**Assigned task**
Make an exact copy of every entry.

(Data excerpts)
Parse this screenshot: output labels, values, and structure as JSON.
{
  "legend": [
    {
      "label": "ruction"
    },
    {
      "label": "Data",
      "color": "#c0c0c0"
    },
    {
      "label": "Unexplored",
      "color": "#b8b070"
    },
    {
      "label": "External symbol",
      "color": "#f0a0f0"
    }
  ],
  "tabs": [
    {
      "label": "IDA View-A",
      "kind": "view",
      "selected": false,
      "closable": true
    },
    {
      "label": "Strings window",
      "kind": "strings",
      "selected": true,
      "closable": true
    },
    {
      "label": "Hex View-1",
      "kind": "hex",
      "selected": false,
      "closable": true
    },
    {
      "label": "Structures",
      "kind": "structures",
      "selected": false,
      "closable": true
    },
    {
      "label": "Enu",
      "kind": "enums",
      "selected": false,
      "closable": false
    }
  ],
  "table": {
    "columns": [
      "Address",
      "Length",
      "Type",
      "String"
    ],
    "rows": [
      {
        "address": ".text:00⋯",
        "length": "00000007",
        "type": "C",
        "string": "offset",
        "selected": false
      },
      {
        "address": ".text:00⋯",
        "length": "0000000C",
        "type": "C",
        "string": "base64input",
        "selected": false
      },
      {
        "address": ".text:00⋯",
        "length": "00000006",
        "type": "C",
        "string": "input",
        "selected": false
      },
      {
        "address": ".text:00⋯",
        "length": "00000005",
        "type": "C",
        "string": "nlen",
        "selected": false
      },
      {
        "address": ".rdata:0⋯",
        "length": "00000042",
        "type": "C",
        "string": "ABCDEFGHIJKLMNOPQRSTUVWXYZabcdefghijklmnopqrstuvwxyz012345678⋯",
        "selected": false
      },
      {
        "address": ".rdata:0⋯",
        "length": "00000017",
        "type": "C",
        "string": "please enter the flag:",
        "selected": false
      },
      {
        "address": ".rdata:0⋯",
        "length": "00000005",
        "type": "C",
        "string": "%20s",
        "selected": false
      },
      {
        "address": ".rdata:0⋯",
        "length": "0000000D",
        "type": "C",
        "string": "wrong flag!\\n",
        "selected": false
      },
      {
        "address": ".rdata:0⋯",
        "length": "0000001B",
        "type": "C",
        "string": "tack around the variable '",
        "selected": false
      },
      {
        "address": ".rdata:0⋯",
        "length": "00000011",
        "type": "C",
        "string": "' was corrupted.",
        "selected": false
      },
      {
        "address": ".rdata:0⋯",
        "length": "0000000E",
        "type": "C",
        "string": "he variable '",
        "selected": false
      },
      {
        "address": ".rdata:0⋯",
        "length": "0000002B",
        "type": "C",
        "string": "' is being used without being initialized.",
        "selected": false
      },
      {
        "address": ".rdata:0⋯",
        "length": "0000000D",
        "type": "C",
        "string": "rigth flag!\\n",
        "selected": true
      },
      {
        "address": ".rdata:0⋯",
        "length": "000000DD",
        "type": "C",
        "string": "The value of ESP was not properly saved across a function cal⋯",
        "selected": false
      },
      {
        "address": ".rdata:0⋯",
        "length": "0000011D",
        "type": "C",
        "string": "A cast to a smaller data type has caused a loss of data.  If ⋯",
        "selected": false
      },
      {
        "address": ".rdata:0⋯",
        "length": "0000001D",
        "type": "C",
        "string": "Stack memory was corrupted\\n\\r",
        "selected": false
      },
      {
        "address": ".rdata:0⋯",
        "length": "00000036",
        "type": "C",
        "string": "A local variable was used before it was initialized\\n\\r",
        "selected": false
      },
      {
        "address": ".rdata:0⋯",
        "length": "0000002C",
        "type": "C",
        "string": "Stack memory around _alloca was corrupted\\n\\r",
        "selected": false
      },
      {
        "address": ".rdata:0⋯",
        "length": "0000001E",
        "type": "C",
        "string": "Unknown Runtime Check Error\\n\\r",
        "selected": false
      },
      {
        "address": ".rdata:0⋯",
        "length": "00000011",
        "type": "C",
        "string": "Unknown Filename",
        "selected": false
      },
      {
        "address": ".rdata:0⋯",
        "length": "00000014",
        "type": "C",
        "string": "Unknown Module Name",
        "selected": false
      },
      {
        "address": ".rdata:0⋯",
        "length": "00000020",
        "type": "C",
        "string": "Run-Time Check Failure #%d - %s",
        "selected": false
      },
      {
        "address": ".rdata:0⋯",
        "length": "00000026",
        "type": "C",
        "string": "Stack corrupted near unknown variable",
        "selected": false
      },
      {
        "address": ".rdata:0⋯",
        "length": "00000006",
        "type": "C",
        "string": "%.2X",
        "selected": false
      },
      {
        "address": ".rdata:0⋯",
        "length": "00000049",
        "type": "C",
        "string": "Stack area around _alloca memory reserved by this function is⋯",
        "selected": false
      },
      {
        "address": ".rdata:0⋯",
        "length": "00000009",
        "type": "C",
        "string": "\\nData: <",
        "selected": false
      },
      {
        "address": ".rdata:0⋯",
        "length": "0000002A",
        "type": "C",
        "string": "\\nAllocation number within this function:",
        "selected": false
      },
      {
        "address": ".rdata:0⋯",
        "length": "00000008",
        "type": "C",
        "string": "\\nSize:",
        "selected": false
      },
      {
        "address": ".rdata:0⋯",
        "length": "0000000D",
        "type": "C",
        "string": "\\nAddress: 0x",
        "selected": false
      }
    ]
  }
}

**Result for this exercise**
Parse this screenshot: output labels, values, and structure as JSON.
{
  "legend": [
    {
      "label": "ruction"
    },
    {
      "label": "Data",
      "color": "#c0c0c0"
    },
    {
      "label": "Unexplored",
      "color": "#b8b070"
    },
    {
      "label": "External symbol",
      "color": "#f0a0f0"
    }
  ],
  "tabs": [
    {
      "label": "IDA View-A",
      "kind": "view",
      "selected": false,
      "closable": true
    },
    {
      "label": "Strings window",
      "kind": "strings",
      "selected": true,
      "closable": true
    },
    {
      "label": "Hex View-1",
      "kind": "hex",
      "selected": false,
      "closable": true
    },
    {
      "label": "Structures",
      "kind": "structures",
      "selected": false,
      "closable": true
    },
    {
      "label": "Enu",
      "kind": "enums",
      "selected": false,
      "closable": false
    }
  ],
  "table": {
    "columns": [
      "Address",
      "Length",
      "Type",
      "String"
    ],
    "rows": [
      {
        "address": ".text:00⋯",
        "length": "00000007",
        "type": "C",
        "string": "offset",
        "selected": false
      },
      {
        "address": ".text:00⋯",
        "length": "0000000C",
        "type": "C",
        "string": "base64input",
        "selected": false
      },
      {
        "address": ".text:00⋯",
        "length": "00000006",
        "type": "C",
        "string": "input",
        "selected": false
      },
      {
        "address": ".text:00⋯",
        "length": "00000005",
        "type": "C",
        "string": "nlen",
        "selected": false
      },
      {
        "address": ".rdata:0⋯",
        "length": "00000042",
        "type": "C",
        "string": "ABCDEFGHIJKLMNOPQRSTUVWXYZabcdefghijklmnopqrstuvwxyz012345678⋯",
        "selected": false
      },
      {
        "address": ".rdata:0⋯",
        "length": "00000017",
        "type": "C",
        "string": "please enter the flag:",
        "selected": false
      },
      {
        "address": ".rdata:0⋯",
        "length": "00000005",
        "type": "C",
        "string": "%20s",
        "selected": false
      },
      {
        "address": ".rdata:0⋯",
        "length": "0000000D",
        "type": "C",
        "string": "wrong flag!\\n",
        "selected": false
      },
      {
        "address": ".rdata:0⋯",
        "length": "0000001B",
        "type": "C",
        "string": "tack around the variable '",
        "selected": false
      },
      {
        "address": ".rdata:0⋯",
        "length": "00000011",
        "type": "C",
        "string": "' was corrupted.",
        "selected": false
      },
      {
        "address": ".rdata:0⋯",
        "length": "0000000E",
        "type": "C",
        "string": "he variable '",
        "selected": false
      },
      {
        "address": ".rdata:0⋯",
        "length": "0000002B",
        "type": "C",
        "string": "' is being used without being initialized.",
        "selected": false
      },
      {
        "address": ".rdata:0⋯",
        "length": "0000000D",
        "type": "C",
        "string": "rigth flag!\\n",
        "selected": true
      },
      {
        "address": ".rdata:0⋯",
        "length": "000000DD",
        "type": "C",
        "string": "The value of ESP was not properly saved across a function cal⋯",
        "selected": false
      },
      {
        "address": ".rdata:0⋯",
        "length": "0000011D",
        "type": "C",
        "string": "A cast to a smaller data type has caused a loss of data.  If ⋯",
        "selected": false
      },
      {
        "address": ".rdata:0⋯",
        "length": "0000001D",
        "type": "C",
        "string": "Stack memory was corrupted\\n\\r",
        "selected": false
      },
      {
        "address": ".rdata:0⋯",
        "length": "00000036",
        "type": "C",
        "string": "A local variable was used before it was initialized\\n\\r",
        "selected": false
      },
      {
        "address": ".rdata:0⋯",
        "length": "0000002C",
        "type": "C",
        "string": "Stack memory around _alloca was corrupted\\n\\r",
        "selected": false
      },
      {
        "address": ".rdata:0⋯",
        "length": "0000001E",
        "type": "C",
        "string": "Unknown Runtime Check Error\\n\\r",
        "selected": false
      },
      {
        "address": ".rdata:0⋯",
        "length": "00000011",
        "type": "C",
        "string": "Unknown Filename",
        "selected": false
      },
      {
        "address": ".rdata:0⋯",
        "length": "00000014",
        "type": "C",
        "string": "Unknown Module Name",
        "selected": false
      },
      {
        "address": ".rdata:0⋯",
        "length": "00000020",
        "type": "C",
        "string": "Run-Time Check Failure #%d - %s",
        "selected": false
      },
      {
        "address": ".rdata:0⋯",
        "length": "00000026",
        "type": "C",
        "string": "Stack corrupted near unknown variable",
        "selected": false
      },
      {
        "address": ".rdata:0⋯",
        "length": "00000006",
        "type": "C",
        "string": "%.2X",
        "selected": false
      },
      {
        "address": ".rdata:0⋯",
        "length": "00000049",
        "type": "C",
        "string": "Stack area around _alloca memory reserved by this function is⋯",
        "selected": false
      },
      {
        "address": ".rdata:0⋯",
        "length": "00000009",
        "type": "C",
        "string": "\\nData: <",
        "selected": false
      },
      {
        "address": ".rdata:0⋯",
        "length": "0000002A",
        "type": "C",
        "string": "\\nAllocation number within this function:",
        "selected": false
      },
      {
        "address": ".rdata:0⋯",
        "length": "00000008",
        "type": "C",
        "string": "\\nSize:",
        "selected": false
      },
      {
        "address": ".rdata:0⋯",
        "length": "0000000D",
        "type": "C",
        "string": "\\nAddress: 0x",
        "selected": false
      }
    ]
  }
}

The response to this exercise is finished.